▸ **Required action**
Copy each line below containing "icon".

(Records from a dataset)
=-=-=-=-=

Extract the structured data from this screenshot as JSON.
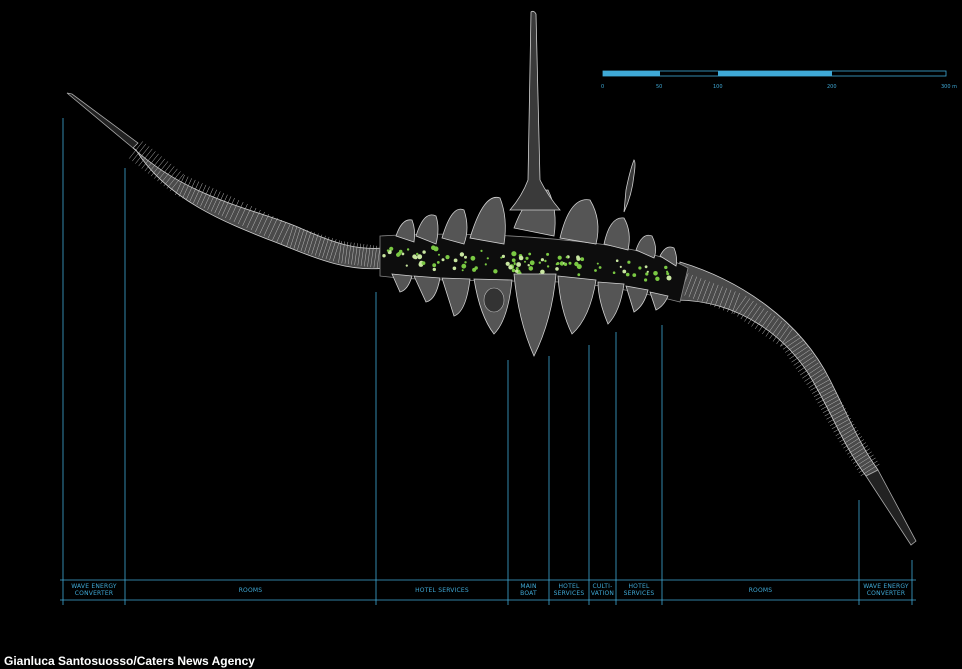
{
  "scale_bar": {
    "ticks": [
      "0",
      "50",
      "100",
      "200",
      "300 m"
    ],
    "colors": {
      "filled": "#3fa9d6",
      "empty": "#000000",
      "outline": "#3fa9d6"
    }
  },
  "segments": [
    {
      "label": "WAVE ENERGY CONVERTER",
      "lines": [
        "WAVE ENERGY",
        "CONVERTER"
      ]
    },
    {
      "label": "ROOMS",
      "lines": [
        "ROOMS"
      ]
    },
    {
      "label": "HOTEL SERVICES",
      "lines": [
        "HOTEL SERVICES"
      ]
    },
    {
      "label": "MAIN BOAT",
      "lines": [
        "MAIN",
        "BOAT"
      ]
    },
    {
      "label": "HOTEL SERVICES",
      "lines": [
        "HOTEL",
        "SERVICES"
      ]
    },
    {
      "label": "CULTIVATION",
      "lines": [
        "CULTI-",
        "VATION"
      ]
    },
    {
      "label": "HOTEL SERVICES",
      "lines": [
        "HOTEL",
        "SERVICES"
      ]
    },
    {
      "label": "ROOMS",
      "lines": [
        "ROOMS"
      ]
    },
    {
      "label": "WAVE ENERGY CONVERTER",
      "lines": [
        "WAVE ENERGY",
        "CONVERTER"
      ]
    }
  ],
  "credit": "Gianluca Santosuosso/Caters News Agency",
  "colors": {
    "background": "#000000",
    "lines": "#3fa9d6",
    "hull": "#4a4a4a",
    "hull_stroke": "#bdbdbd",
    "garden": "#7ac943"
  }
}
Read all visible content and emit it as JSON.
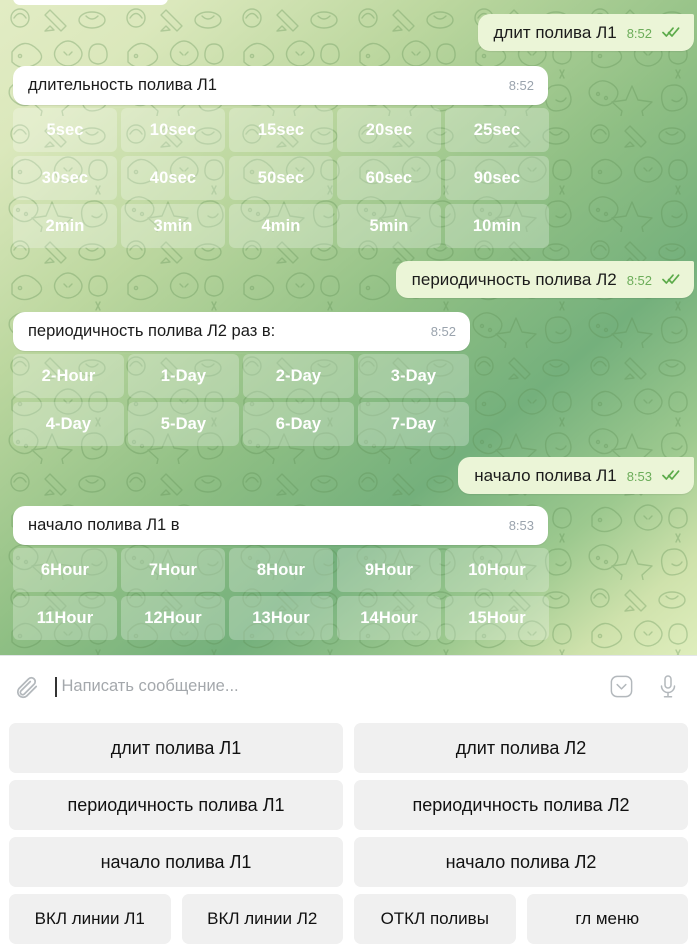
{
  "wallpaper": {
    "name": "telegram-doodle-pattern",
    "gradient_from": "#e2ecc4",
    "gradient_to": "#74b07c"
  },
  "chat": {
    "messages": [
      {
        "id": "m1",
        "direction": "outgoing",
        "text": "длит полива Л1",
        "time": "8:52",
        "status": "read"
      },
      {
        "id": "m2",
        "direction": "incoming",
        "text": "длительность полива Л1",
        "time": "8:52",
        "inline_keyboard": [
          [
            "5sec",
            "10sec",
            "15sec",
            "20sec",
            "25sec"
          ],
          [
            "30sec",
            "40sec",
            "50sec",
            "60sec",
            "90sec"
          ],
          [
            "2min",
            "3min",
            "4min",
            "5min",
            "10min"
          ]
        ]
      },
      {
        "id": "m3",
        "direction": "outgoing",
        "text": "периодичность полива Л2",
        "time": "8:52",
        "status": "read"
      },
      {
        "id": "m4",
        "direction": "incoming",
        "text": "периодичность полива Л2 раз в:",
        "time": "8:52",
        "inline_keyboard": [
          [
            "2-Hour",
            "1-Day",
            "2-Day",
            "3-Day"
          ],
          [
            "4-Day",
            "5-Day",
            "6-Day",
            "7-Day"
          ]
        ]
      },
      {
        "id": "m5",
        "direction": "outgoing",
        "text": "начало полива Л1",
        "time": "8:53",
        "status": "read"
      },
      {
        "id": "m6",
        "direction": "incoming",
        "text": "начало полива Л1 в",
        "time": "8:53",
        "inline_keyboard": [
          [
            "6Hour",
            "7Hour",
            "8Hour",
            "9Hour",
            "10Hour"
          ],
          [
            "11Hour",
            "12Hour",
            "13Hour",
            "14Hour",
            "15Hour"
          ]
        ]
      }
    ]
  },
  "input_bar": {
    "attach_icon": "paperclip-icon",
    "placeholder": "Написать сообщение...",
    "value": "",
    "keyboard_toggle_icon": "chevron-down-icon",
    "voice_icon": "microphone-icon"
  },
  "reply_keyboard": {
    "rows": [
      [
        "длит полива Л1",
        "длит полива Л2"
      ],
      [
        "периодичность полива Л1",
        "периодичность полива Л2"
      ],
      [
        "начало полива Л1",
        "начало полива Л2"
      ],
      [
        "ВКЛ линии Л1",
        "ВКЛ линии Л2",
        "ОТКЛ поливы",
        "гл меню"
      ]
    ]
  },
  "colors": {
    "outgoing_bubble": "#ebf5d7",
    "incoming_bubble": "#ffffff",
    "inline_button_text": "#ffffff",
    "reply_button_bg": "#f0f0f0",
    "tick_green": "#5cab4a",
    "time_out": "#6cad5a",
    "time_in": "#9aa3ad"
  }
}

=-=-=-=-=

▸ **Result for this exercise**
    "attach_icon": "paperclip-icon",
    "keyboard_toggle_icon": "chevron-down-icon",
    "voice_icon": "microphone-icon"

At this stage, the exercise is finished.